The right passion for the wrong reason: Americans, having watched Congress misgovern, finally became enraged--about members bouncing personal checks. The year of living dangerously: Bush ventured to live without the chief of staff who commandeered airplanes so he could constantly be in "secure voice contact" with the White House. No team had ever gone from last place one year to the World Series the next. This year two teams did. Democrats took heart.

Two hundred years ago the center of America's population was calculated to be at Chestertown, Md. In 1991 it was at Steelville, Mo., heading southwest. The interesting white population of Louisiana gave a majority of their votes to a 41-year-old gubernatorial candidate who said his Nazi and KKK activities were youthful indiscretions. A Los Angeles citizen with a video camera caught a gang of criminals in brutal action, and in LAPD uniforms. On the cutting edge of concerned parenting, a Texas mother was sentenced to 15 years in prison for trying to arrange the killing of the mother of her daughter's principal rival for a spot on the high school cheerleading squad.

Sex of various sorts made much news. In Palm Beach, a 78-year-old prospective juror said of the defendant's uncle, "somebody was running around without his pants. I think it was Kennedy, the fat"--pause--"the senator. He's idealistic but maybe a little horny." That senator and his Judiciary Committee colleagues discussed the Constitution and pubic hair. Senator Robb said he just got a massage. In basketball's centennial year, perhaps the sport's greatest player ever was proclaimed a hero for endorsing "safe sex" rather than the kind he practiced while "I did my best to accommodate as many women as I could." A college-bound New York City student said he was glad the schools were distributing free condoms because "I don't want to get no disease." Schools give children condoms before, or instead of, grammar. First things first.

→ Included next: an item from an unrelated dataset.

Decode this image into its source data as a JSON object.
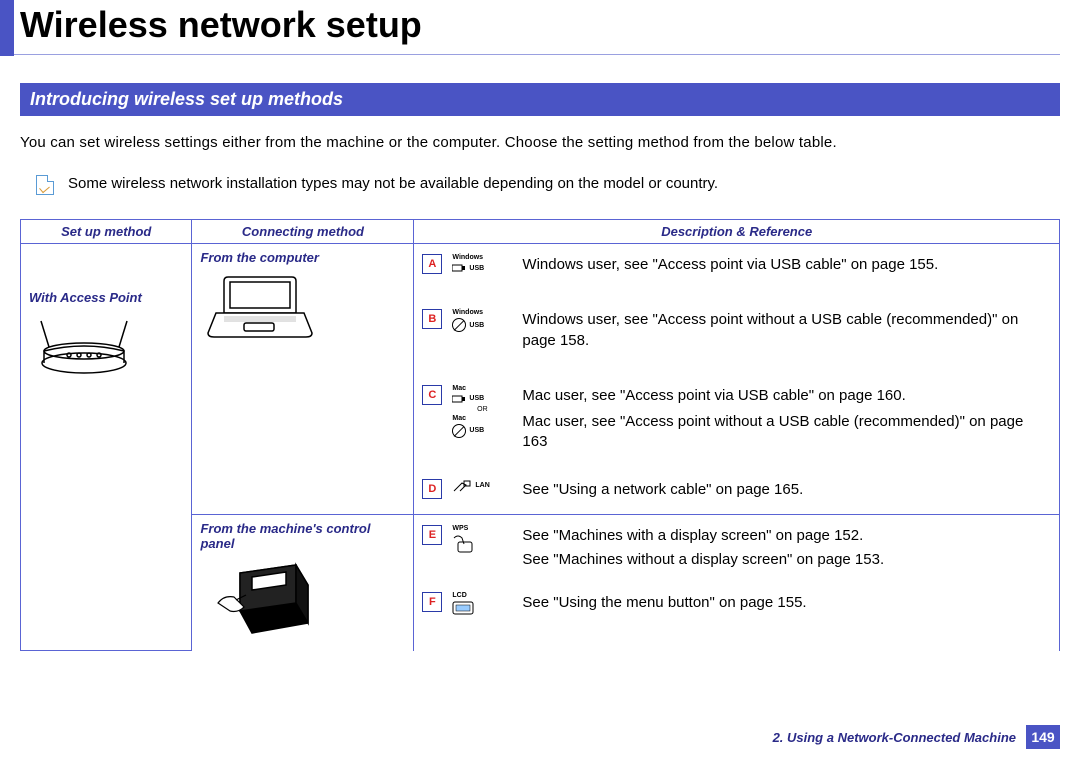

San Francisco's government declared the city a haven for war resisters and conscientious objectors to Desert Storm. It denied a request that it erect signs along freeways to declare the city a "sanctuary for sexual minorities." In the 1990-91 academic year the nondiscrimination policy of the University of Massachusetts at Amherst forbade "discrimination on the basis of race, color, religion, creed, sex, age, marital status, national origin, disability or handicap, veteran status, or sexual orientation, which shall not include persons whose sexual orientation includes minor children as the sex object." In the 1991-92 statement the last 15 words were deleted. Is pedophilia becoming a civil right? A feminist marketed an alternative to the Barbie doll, one with a thicker waist, shorter legs, larger hips. The feminist called it "responsibly proportioned."

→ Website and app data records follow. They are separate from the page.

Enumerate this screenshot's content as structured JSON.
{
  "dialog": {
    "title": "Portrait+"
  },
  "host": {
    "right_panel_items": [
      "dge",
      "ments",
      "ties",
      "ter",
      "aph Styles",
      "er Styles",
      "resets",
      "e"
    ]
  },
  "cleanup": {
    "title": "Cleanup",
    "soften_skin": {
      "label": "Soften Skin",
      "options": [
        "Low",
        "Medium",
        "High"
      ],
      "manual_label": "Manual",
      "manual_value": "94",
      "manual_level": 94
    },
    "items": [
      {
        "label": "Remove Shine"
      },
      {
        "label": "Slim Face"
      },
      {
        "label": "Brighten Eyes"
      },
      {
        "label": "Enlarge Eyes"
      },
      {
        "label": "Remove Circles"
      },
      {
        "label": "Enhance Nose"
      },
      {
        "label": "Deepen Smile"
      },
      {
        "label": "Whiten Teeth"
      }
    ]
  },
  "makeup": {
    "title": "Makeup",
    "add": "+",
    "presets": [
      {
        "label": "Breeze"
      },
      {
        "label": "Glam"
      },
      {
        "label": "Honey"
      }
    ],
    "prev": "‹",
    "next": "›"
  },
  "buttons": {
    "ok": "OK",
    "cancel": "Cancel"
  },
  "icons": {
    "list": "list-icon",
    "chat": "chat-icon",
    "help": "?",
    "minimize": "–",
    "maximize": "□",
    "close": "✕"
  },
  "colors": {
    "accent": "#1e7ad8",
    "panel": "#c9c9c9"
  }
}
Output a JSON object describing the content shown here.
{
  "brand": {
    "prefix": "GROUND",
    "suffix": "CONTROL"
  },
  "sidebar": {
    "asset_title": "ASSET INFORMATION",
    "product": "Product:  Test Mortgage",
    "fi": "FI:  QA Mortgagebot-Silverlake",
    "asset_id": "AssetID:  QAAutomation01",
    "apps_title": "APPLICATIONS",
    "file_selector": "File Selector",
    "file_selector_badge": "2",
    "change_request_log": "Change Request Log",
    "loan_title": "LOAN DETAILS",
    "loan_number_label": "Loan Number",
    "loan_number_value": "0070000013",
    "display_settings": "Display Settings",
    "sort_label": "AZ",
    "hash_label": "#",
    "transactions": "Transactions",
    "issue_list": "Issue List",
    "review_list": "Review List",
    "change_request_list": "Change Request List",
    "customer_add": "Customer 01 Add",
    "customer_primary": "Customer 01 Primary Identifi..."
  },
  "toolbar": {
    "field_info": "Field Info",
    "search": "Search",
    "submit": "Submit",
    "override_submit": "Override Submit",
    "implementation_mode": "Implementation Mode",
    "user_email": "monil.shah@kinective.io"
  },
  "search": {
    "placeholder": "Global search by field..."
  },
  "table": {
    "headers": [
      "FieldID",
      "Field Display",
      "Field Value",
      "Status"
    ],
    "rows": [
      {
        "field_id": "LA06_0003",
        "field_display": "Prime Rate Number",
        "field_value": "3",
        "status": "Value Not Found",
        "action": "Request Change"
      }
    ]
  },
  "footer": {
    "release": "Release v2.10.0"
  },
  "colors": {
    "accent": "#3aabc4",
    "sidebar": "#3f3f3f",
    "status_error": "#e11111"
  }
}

On the 500th anniversary of the birth of Henry VIII--not a feminist--a London headline announced that he had been REALLY A FLOP IN BED. Seems that after his third marriage he was virtually impotent. He may have died of scurvy, brought on by vitamin C deficiency. Citrus fruit was scarce even for royalty in 16th-century England. Our middle class is feeling sorry for itself, but it is still living a lot better than a king lived in the good old days.

Good news came from France where folks eat 30 percent more fat than Americans, smoke more, exercise less and yet have fewer heart attacks. "Wine, particularly French red wine, has a flushing effect on the heart's artery walls." So says an ad for French wines, citing a French institute of health. And pate de foie gras may also be good for the heart, according to a scientist (French, of course).

Death tackled pro football's first superstar, Red Grange, the Galloping Ghost. James (Cool Papa) Bell, dead at 87, retired the year before Jackie Robinson broke in with Brooklyn, so major league fans never got to see for themselves if Bell, a centerfielder in the Negro leagues, really was so fast he could snap off the light and jump into bed before the room got dark. We know he once overthrew third base, raced in to catch the carom of his throw off the dugout roof, and tagged the runner at third. The scoring on that putout was 8-8. You can look it up.

1991, Wielding A Blackjack | News